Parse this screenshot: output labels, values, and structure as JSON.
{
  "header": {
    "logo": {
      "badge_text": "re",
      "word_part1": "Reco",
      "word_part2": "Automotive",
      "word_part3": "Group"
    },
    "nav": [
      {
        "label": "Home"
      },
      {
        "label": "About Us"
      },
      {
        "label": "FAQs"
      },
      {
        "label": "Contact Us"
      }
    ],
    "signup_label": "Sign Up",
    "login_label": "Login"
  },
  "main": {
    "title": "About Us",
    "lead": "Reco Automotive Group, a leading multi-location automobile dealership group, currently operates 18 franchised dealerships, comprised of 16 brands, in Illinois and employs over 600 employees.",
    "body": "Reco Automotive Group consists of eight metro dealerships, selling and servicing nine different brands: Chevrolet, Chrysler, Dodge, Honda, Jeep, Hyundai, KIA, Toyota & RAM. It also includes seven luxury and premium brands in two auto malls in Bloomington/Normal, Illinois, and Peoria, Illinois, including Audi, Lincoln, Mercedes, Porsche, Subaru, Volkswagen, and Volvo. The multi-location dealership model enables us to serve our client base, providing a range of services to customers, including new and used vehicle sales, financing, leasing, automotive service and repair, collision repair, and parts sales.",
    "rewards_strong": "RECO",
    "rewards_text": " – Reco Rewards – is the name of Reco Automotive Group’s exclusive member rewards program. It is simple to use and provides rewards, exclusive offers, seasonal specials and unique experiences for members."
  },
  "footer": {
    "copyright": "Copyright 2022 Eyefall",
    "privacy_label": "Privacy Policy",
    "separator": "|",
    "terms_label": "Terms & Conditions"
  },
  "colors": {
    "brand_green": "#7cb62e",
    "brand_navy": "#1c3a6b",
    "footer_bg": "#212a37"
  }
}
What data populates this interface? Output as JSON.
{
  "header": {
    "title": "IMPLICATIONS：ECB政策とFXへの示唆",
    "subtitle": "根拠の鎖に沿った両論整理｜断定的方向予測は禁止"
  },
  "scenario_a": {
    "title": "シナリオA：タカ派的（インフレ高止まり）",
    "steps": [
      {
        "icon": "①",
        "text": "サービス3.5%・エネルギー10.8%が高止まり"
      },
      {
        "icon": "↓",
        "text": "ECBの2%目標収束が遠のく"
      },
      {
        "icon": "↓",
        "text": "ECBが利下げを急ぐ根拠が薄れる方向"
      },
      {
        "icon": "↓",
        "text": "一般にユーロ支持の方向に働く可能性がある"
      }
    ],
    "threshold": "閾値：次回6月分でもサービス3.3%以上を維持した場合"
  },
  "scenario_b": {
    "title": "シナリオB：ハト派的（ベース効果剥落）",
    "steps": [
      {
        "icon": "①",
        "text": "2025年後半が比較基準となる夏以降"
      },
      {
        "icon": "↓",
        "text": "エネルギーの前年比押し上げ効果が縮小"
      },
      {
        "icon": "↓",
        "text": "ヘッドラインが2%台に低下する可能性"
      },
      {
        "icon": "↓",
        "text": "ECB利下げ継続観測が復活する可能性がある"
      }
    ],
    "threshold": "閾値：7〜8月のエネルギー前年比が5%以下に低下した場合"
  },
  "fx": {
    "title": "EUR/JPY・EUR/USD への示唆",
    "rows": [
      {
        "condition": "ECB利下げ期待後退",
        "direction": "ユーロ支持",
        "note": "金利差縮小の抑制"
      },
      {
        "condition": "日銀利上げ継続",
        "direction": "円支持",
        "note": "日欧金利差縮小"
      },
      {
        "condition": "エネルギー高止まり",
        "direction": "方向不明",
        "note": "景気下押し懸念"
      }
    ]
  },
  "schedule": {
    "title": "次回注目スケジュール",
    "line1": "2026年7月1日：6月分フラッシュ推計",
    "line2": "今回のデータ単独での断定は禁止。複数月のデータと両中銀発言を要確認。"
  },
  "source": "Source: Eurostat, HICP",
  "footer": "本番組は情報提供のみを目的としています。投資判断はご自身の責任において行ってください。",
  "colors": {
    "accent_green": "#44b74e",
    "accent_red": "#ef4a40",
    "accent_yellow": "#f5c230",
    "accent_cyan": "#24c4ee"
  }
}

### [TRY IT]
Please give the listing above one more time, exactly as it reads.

### [RESPONSE TO THE EXERCISE]
Parse this screenshot: output labels, values, and structure as JSON.
{
  "header": {
    "logo": {
      "badge_text": "re",
      "word_part1": "Reco",
      "word_part2": "Automotive",
      "word_part3": "Group"
    },
    "nav": [
      {
        "label": "Home"
      },
      {
        "label": "About Us"
      },
      {
        "label": "FAQs"
      },
      {
        "label": "Contact Us"
      }
    ],
    "signup_label": "Sign Up",
    "login_label": "Login"
  },
  "main": {
    "title": "About Us",
    "lead": "Reco Automotive Group, a leading multi-location automobile dealership group, currently operates 18 franchised dealerships, comprised of 16 brands, in Illinois and employs over 600 employees.",
    "body": "Reco Automotive Group consists of eight metro dealerships, selling and servicing nine different brands: Chevrolet, Chrysler, Dodge, Honda, Jeep, Hyundai, KIA, Toyota & RAM. It also includes seven luxury and premium brands in two auto malls in Bloomington/Normal, Illinois, and Peoria, Illinois, including Audi, Lincoln, Mercedes, Porsche, Subaru, Volkswagen, and Volvo. The multi-location dealership model enables us to serve our client base, providing a range of services to customers, including new and used vehicle sales, financing, leasing, automotive service and repair, collision repair, and parts sales.",
    "rewards_strong": "RECO",
    "rewards_text": " – Reco Rewards – is the name of Reco Automotive Group’s exclusive member rewards program. It is simple to use and provides rewards, exclusive offers, seasonal specials and unique experiences for members."
  },
  "footer": {
    "copyright": "Copyright 2022 Eyefall",
    "privacy_label": "Privacy Policy",
    "separator": "|",
    "terms_label": "Terms & Conditions"
  },
  "colors": {
    "brand_green": "#7cb62e",
    "brand_navy": "#1c3a6b",
    "footer_bg": "#212a37"
  }
}
What data populates this interface? Output as JSON.
{
  "header": {
    "title": "IMPLICATIONS：ECB政策とFXへの示唆",
    "subtitle": "根拠の鎖に沿った両論整理｜断定的方向予測は禁止"
  },
  "scenario_a": {
    "title": "シナリオA：タカ派的（インフレ高止まり）",
    "steps": [
      {
        "icon": "①",
        "text": "サービス3.5%・エネルギー10.8%が高止まり"
      },
      {
        "icon": "↓",
        "text": "ECBの2%目標収束が遠のく"
      },
      {
        "icon": "↓",
        "text": "ECBが利下げを急ぐ根拠が薄れる方向"
      },
      {
        "icon": "↓",
        "text": "一般にユーロ支持の方向に働く可能性がある"
      }
    ],
    "threshold": "閾値：次回6月分でもサービス3.3%以上を維持した場合"
  },
  "scenario_b": {
    "title": "シナリオB：ハト派的（ベース効果剥落）",
    "steps": [
      {
        "icon": "①",
        "text": "2025年後半が比較基準となる夏以降"
      },
      {
        "icon": "↓",
        "text": "エネルギーの前年比押し上げ効果が縮小"
      },
      {
        "icon": "↓",
        "text": "ヘッドラインが2%台に低下する可能性"
      },
      {
        "icon": "↓",
        "text": "ECB利下げ継続観測が復活する可能性がある"
      }
    ],
    "threshold": "閾値：7〜8月のエネルギー前年比が5%以下に低下した場合"
  },
  "fx": {
    "title": "EUR/JPY・EUR/USD への示唆",
    "rows": [
      {
        "condition": "ECB利下げ期待後退",
        "direction": "ユーロ支持",
        "note": "金利差縮小の抑制"
      },
      {
        "condition": "日銀利上げ継続",
        "direction": "円支持",
        "note": "日欧金利差縮小"
      },
      {
        "condition": "エネルギー高止まり",
        "direction": "方向不明",
        "note": "景気下押し懸念"
      }
    ]
  },
  "schedule": {
    "title": "次回注目スケジュール",
    "line1": "2026年7月1日：6月分フラッシュ推計",
    "line2": "今回のデータ単独での断定は禁止。複数月のデータと両中銀発言を要確認。"
  },
  "source": "Source: Eurostat, HICP",
  "footer": "本番組は情報提供のみを目的としています。投資判断はご自身の責任において行ってください。",
  "colors": {
    "accent_green": "#44b74e",
    "accent_red": "#ef4a40",
    "accent_yellow": "#f5c230",
    "accent_cyan": "#24c4ee"
  }
}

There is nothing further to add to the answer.